A major goal of AHB was to assess the sustainability and environmental impacts associated with production and use of fuels and chemicals produced in biorefineries from a poplar feedstock. To do so, we conducted a Life Cycle Assessment (LCA). An LCA is the most rigorous and complete way to assess environmental sustainability. LCAs measure environmental impacts over the entire life of a product, from creation, to use, and ultimately disposal. An LCA quantifies all resource consumption and emissions to the environment associated with a product and identifies areas where environmental performance can be improved. LCA results characterize how the production and use of a product affect the environment on a local, regional and global scale.
For example, the diagram below (Figure 1) illustrates the major elements of a life cycle assessment for the production of jet fuel from poplar wood grown on bioenergy farms. The system boundaries of the LCA are set to include all processes and products needed to create jet fuel made from poplar. Arrows that cross the system boundaries indicate use of raw materials (green arrows) or emissions to the environment (red arrows). Carbon dioxide (CO2) is used as an example in this case to show where it is consumed and where it is emitted during the fuel’s lifetime. The size of the arrow is proportional to the amount of CO2 flow at that point.
Environmental impacts can be assessed once all processes and associated emissions have been identified and quantified. Three important impact areas for biofuel production are Global Warming Potential (GWP), water use, and fossil fuel use. Presented below are the results from our research.
Figure 2 compares the GWP of poplar-produced jet fuel to that of conventional petroleum-based jet fuel. GWP incorporates all greenhouse gas emissions to an equivalent emission of CO2.
The net GWP makes it easier to make comparisons between poplar and petroleum-based jet fuels (Figure 3). Net GWP from bio-jet is much lower than petro-jet.
Both bio-jet and petro-jet require fossil fuels for the conversion process (Figure 4). For the bio-jet most of the fossil fuel use comes from natural gas to make hydrogen needed for drop-in fuels.
Positive contributions to GWP are primarily related to combustion in the biorefinery (light green) and the use of fuel (orange). Negative contributions result from carbon dioxide sequestration from the growing poplar trees (dark green) and the displacement of fossil fuel based electricity.

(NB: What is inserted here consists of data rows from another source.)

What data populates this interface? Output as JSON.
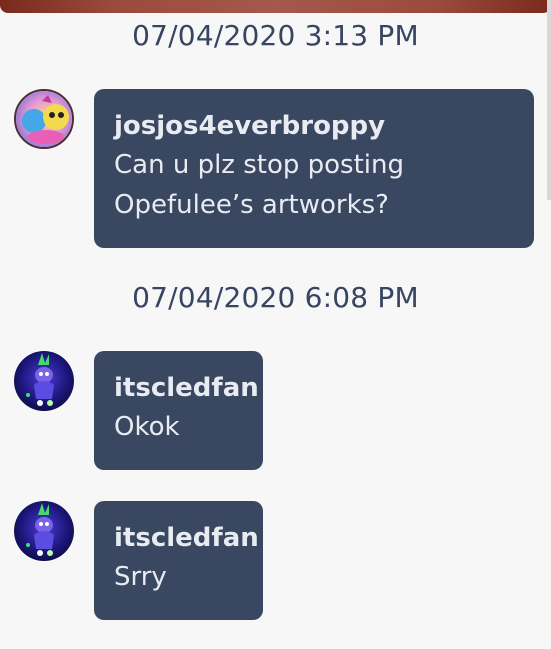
{
  "chat": {
    "timestamps": [
      "07/04/2020 3:13 PM",
      "07/04/2020 6:08 PM"
    ],
    "messages": [
      {
        "username": "josjos4everbroppy",
        "text": "Can u plz stop posting Opefulee’s artworks?"
      },
      {
        "username": "itscledfan",
        "text": "Okok"
      },
      {
        "username": "itscledfan",
        "text": "Srry"
      }
    ]
  },
  "colors": {
    "background": "#f7f7f7",
    "bubble": "#3a4760",
    "timestamp_text": "#374561",
    "bubble_text": "#e8ecf2"
  },
  "icons": {
    "avatar1": "avatar-colorful-character",
    "avatar2": "avatar-troll-character",
    "avatar3": "avatar-troll-character"
  }
}
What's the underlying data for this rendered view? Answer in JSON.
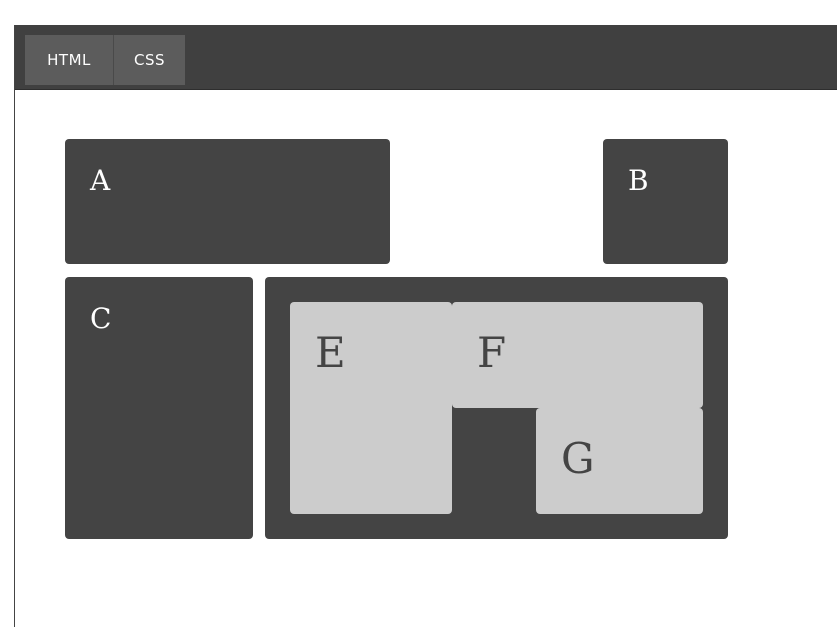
{
  "tabs": [
    {
      "label": "HTML"
    },
    {
      "label": "CSS"
    }
  ],
  "grid": {
    "a": "A",
    "b": "B",
    "c": "C"
  },
  "subgrid": {
    "e": "E",
    "f": "F",
    "g": "G"
  },
  "colors": {
    "toolbar": "#404040",
    "tab": "#5c5c5c",
    "box": "#444444",
    "inner_box": "#cccccc"
  }
}
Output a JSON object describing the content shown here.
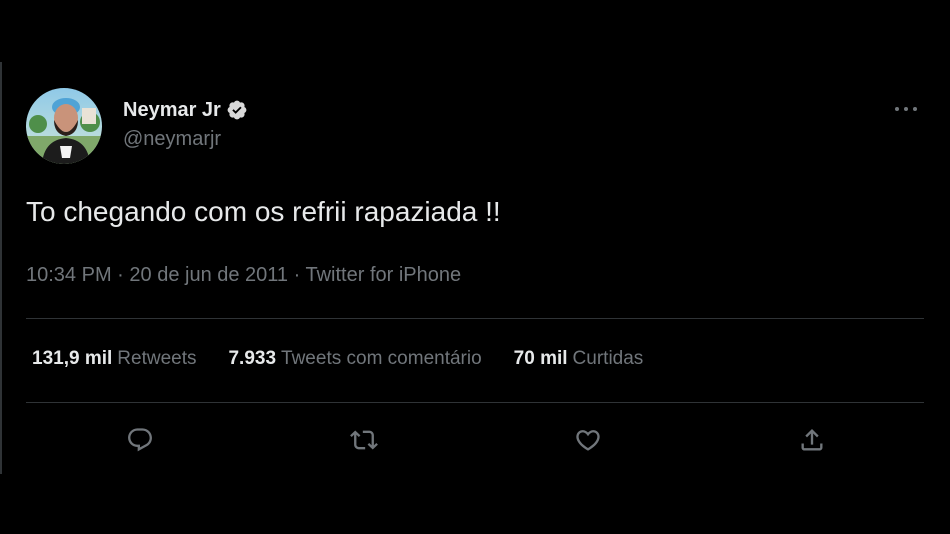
{
  "tweet": {
    "author": {
      "display_name": "Neymar Jr",
      "handle": "@neymarjr",
      "verified": true,
      "avatar_icon": "avatar-photo"
    },
    "text": "To chegando com os refrii rapaziada !!",
    "time": "10:34 PM",
    "date": "20 de jun de 2011",
    "source": "Twitter for iPhone",
    "separator": "·",
    "stats": {
      "retweets_count": "131,9 mil",
      "retweets_label": "Retweets",
      "quotes_count": "7.933",
      "quotes_label": "Tweets com comentário",
      "likes_count": "70 mil",
      "likes_label": "Curtidas"
    },
    "actions": [
      "reply-icon",
      "retweet-icon",
      "like-icon",
      "share-icon"
    ]
  },
  "colors": {
    "background": "#000000",
    "primary_text": "#e7e9ea",
    "secondary_text": "#71767b",
    "divider": "#2f3336",
    "verified_badge": "#d9d9d9"
  }
}
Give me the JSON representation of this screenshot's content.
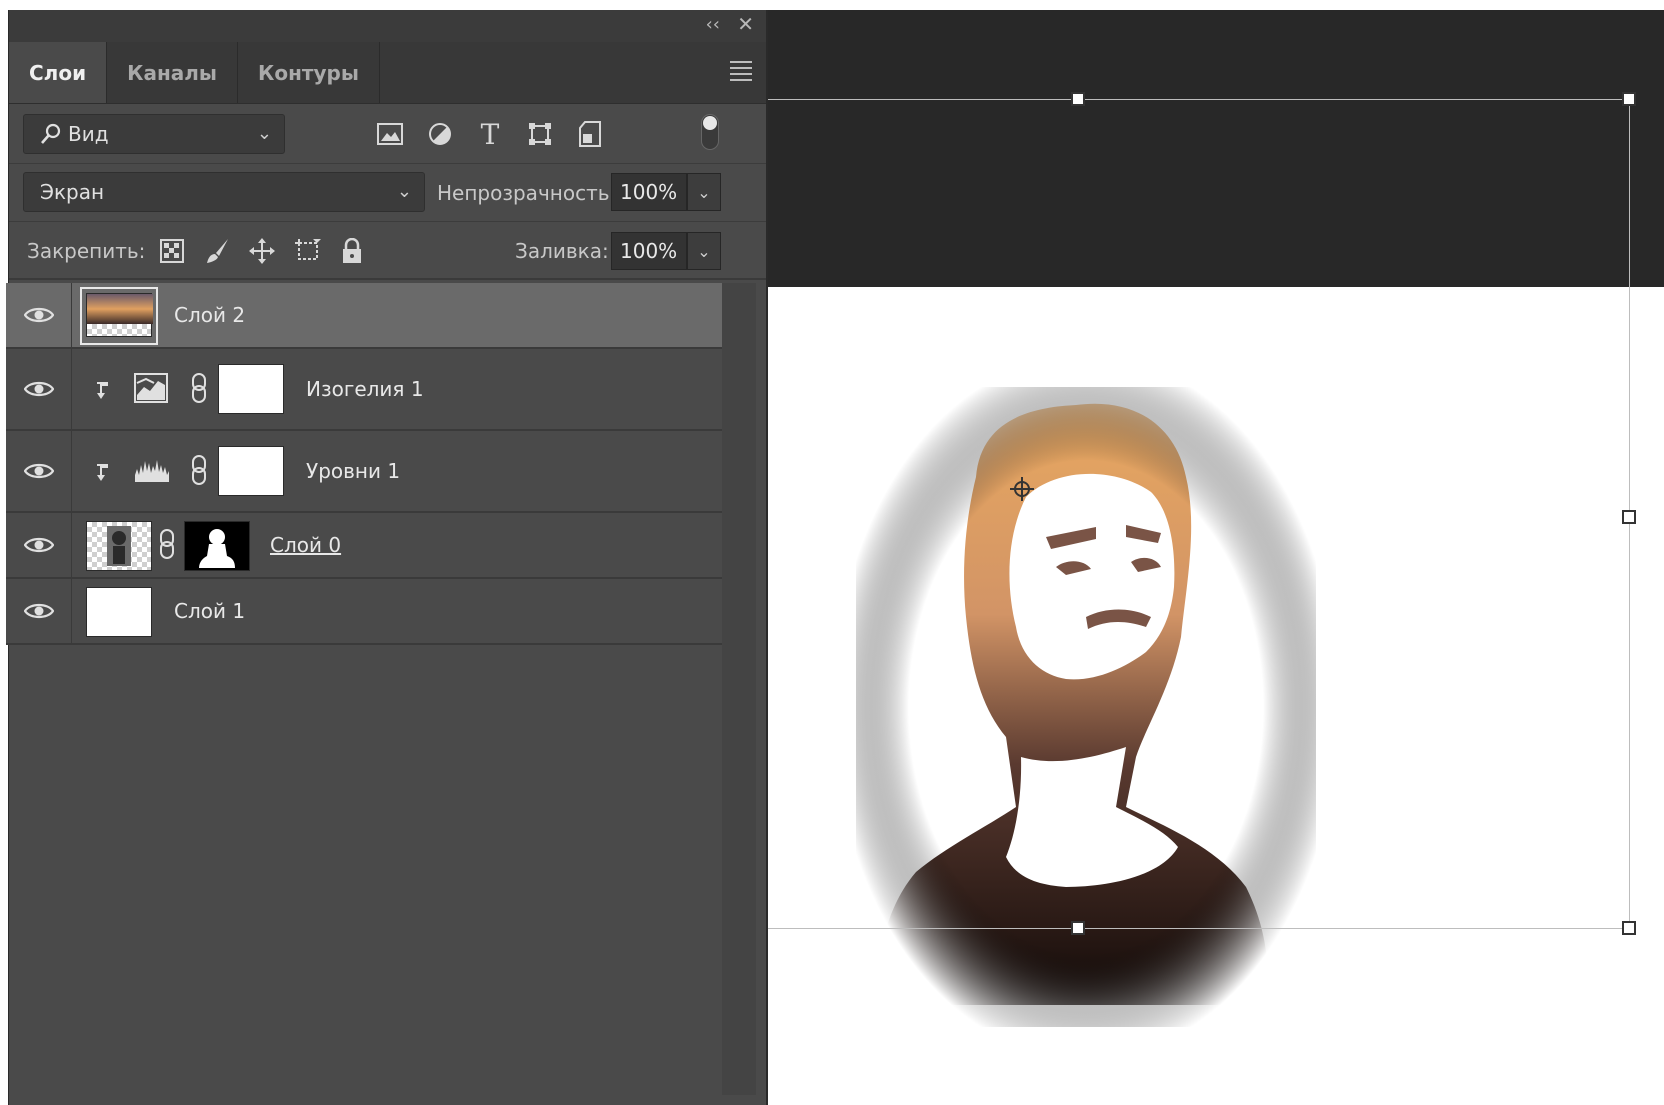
{
  "panel": {
    "tabs": [
      {
        "label": "Слои",
        "active": true
      },
      {
        "label": "Каналы",
        "active": false
      },
      {
        "label": "Контуры",
        "active": false
      }
    ],
    "collapse_glyph": "‹‹",
    "close_glyph": "✕"
  },
  "filter": {
    "kind_label": "Вид",
    "icons": [
      "image-filter-icon",
      "adjustment-filter-icon",
      "type-filter-icon",
      "shape-filter-icon",
      "smart-object-filter-icon"
    ]
  },
  "blend": {
    "mode": "Экран",
    "opacity_label": "Непрозрачность:",
    "opacity_value": "100%"
  },
  "lock": {
    "label": "Закрепить:",
    "icons": [
      "lock-transparent-icon",
      "lock-image-icon",
      "lock-position-icon",
      "lock-artboard-icon",
      "lock-all-icon"
    ],
    "fill_label": "Заливка:",
    "fill_value": "100%"
  },
  "layers": [
    {
      "name": "Слой 2",
      "type": "image",
      "selected": true,
      "visible": true
    },
    {
      "name": "Изогелия 1",
      "type": "threshold-adjustment",
      "clipped": true,
      "visible": true
    },
    {
      "name": "Уровни 1",
      "type": "levels-adjustment",
      "clipped": true,
      "visible": true
    },
    {
      "name": "Слой 0",
      "type": "masked-image",
      "visible": true
    },
    {
      "name": "Слой 1",
      "type": "fill",
      "visible": true
    }
  ],
  "colors": {
    "panel_bg": "#4a4a4a",
    "selected_row": "#6a6a6a",
    "canvas_bg": "#ffffff",
    "workspace_bg": "#282828"
  }
}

The fossil fuel based electricity is replaced with energy made from the combustion of wood waste produced during the conversion of poplar to bio-jet fuel. The black bar indicates the net GWP of each fuel. As indicated by the figure the use of bio-jet fuel could significantly reduce GWP when used in place of petro-jet fuel.
This project is supported by an Agriculture and Food Research Initiative Competitive Grant no. 2011-68005-30407 from the USDA National Institute of Food and Agriculture (NIFA).